`

Theresa May heads to France for Brexit talks after cutting holiday short

0
Have your say

Theresa May is cutting short her holiday to meet the French president for talks as she intensifies efforts to win over support in Europe for her Brexit plans.

READ: Hunt in fresh warning to EU over 'accidental' no-deal Brexit

Theresa May PIC: PA

Theresa May PIC: PA

The Prime Minister is meeting Emmanuel Macron at his summer retreat, Fort de Bregancon, on a small island off the French Mediterranean coast.

After the hastily arranged talks, Mrs May and her husband Philip will join the president and his wife Brigitte for a private dinner.

The Prime Minister is ending her break in the Italian Lakes a day early in the hope of winning over Mr Macron, one of Europe's key powerbrokers, although she will jet off to Switzerland for a second break later this month.

It comes after Brexit Secretary Dominic Raab held talks with his counterparts in Paris on Thursday.

But the UK's former ambassador to France has warned the premier not to expect a Brexit breakthrough in the talks.

Lord Ricketts said Mr Macron was "the last person" to want to break ranks with the rest of the European Union to push for a softer stance from Brussels.

Mr Macron "doesn't believe in softening" the position on Brexit as "he is a passionate pro-European", the peer said.

READ: Yorkshire business confidence falls amid fear of no deal Brexit

And the EU's chief Brexit negotiator, Michel Barnier, warned some of Mrs May's Brexit plans would "undermine" the single market.

He said: "The UK knows well the benefits of the single market.
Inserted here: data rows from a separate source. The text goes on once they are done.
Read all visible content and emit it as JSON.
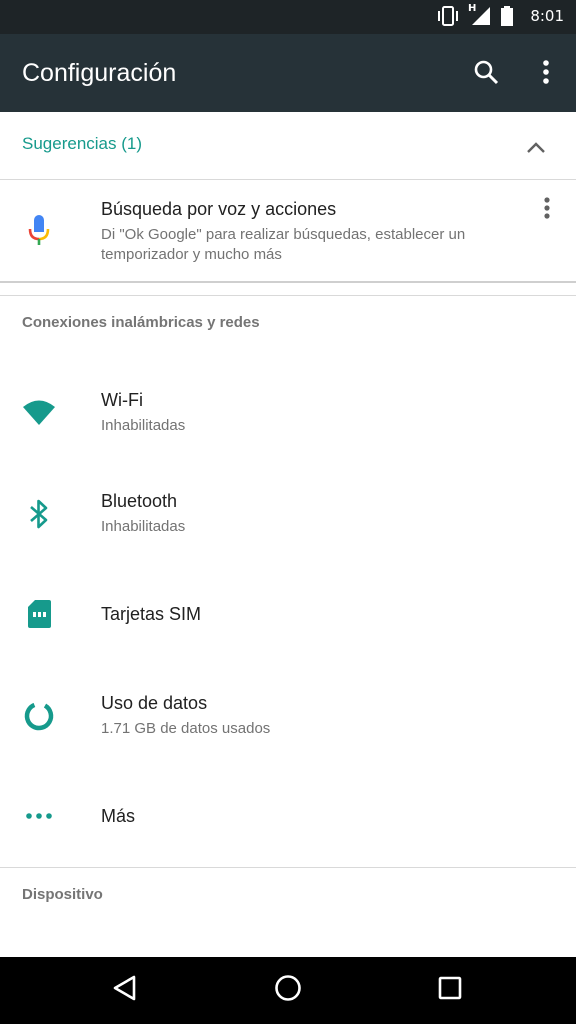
{
  "status_bar": {
    "time": "8:01",
    "network_type": "H"
  },
  "app_bar": {
    "title": "Configuración",
    "search_icon": "search-icon",
    "more_icon": "more-vert-icon"
  },
  "suggestions": {
    "header_label": "Sugerencias (1)",
    "collapse_icon": "chevron-up-icon",
    "items": [
      {
        "title": "Búsqueda por voz y acciones",
        "subtitle": "Di \"Ok Google\" para realizar búsquedas, establecer un temporizador y mucho más",
        "icon": "mic-icon"
      }
    ]
  },
  "sections": [
    {
      "header": "Conexiones inalámbricas y redes",
      "items": [
        {
          "title": "Wi-Fi",
          "subtitle": "Inhabilitadas",
          "icon": "wifi-icon"
        },
        {
          "title": "Bluetooth",
          "subtitle": "Inhabilitadas",
          "icon": "bluetooth-icon"
        },
        {
          "title": "Tarjetas SIM",
          "subtitle": "",
          "icon": "sim-card-icon"
        },
        {
          "title": "Uso de datos",
          "subtitle": "1.71 GB de datos usados",
          "icon": "data-usage-icon"
        },
        {
          "title": "Más",
          "subtitle": "",
          "icon": "more-horiz-icon"
        }
      ]
    },
    {
      "header": "Dispositivo",
      "items": []
    }
  ],
  "colors": {
    "accent": "#169a8c",
    "app_bar": "#263238",
    "status_bar": "#1e2427"
  },
  "nav_bar": {
    "back_icon": "back-icon",
    "home_icon": "home-icon",
    "recents_icon": "recents-icon"
  }
}
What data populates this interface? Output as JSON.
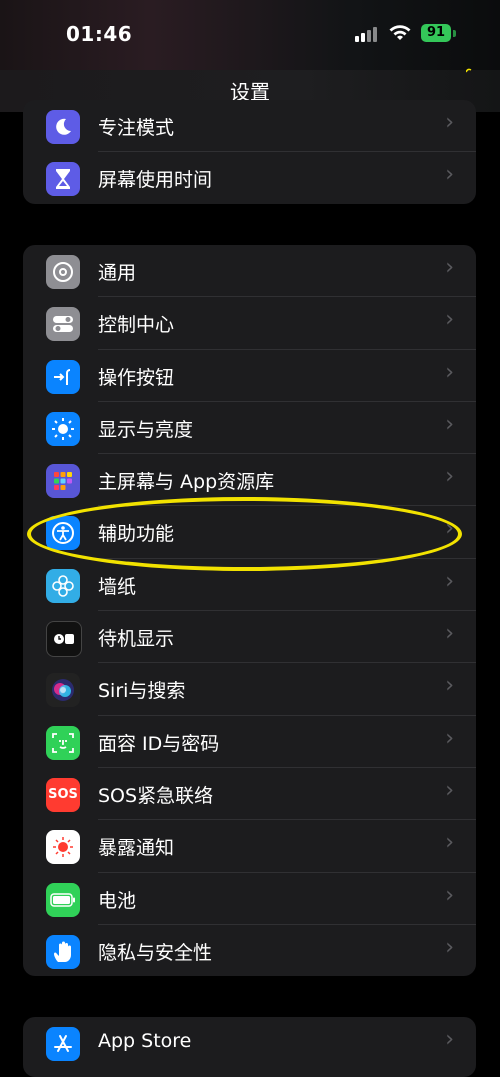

It has contributed to shaping our rules over the last 45 years.

"And yet, some UK proposals would undermine our single market which is one of the EU's biggest achievements.

"The UK wants to keep free movement of goods between us, but not of people and services.

"And it proposes to apply EU customs rules without being part of the EU's legal order.

"Thus, the UK wants to take back sovereignty and control of its own laws, which we respect, but it cannot ask the EU to lose control of its borders and laws."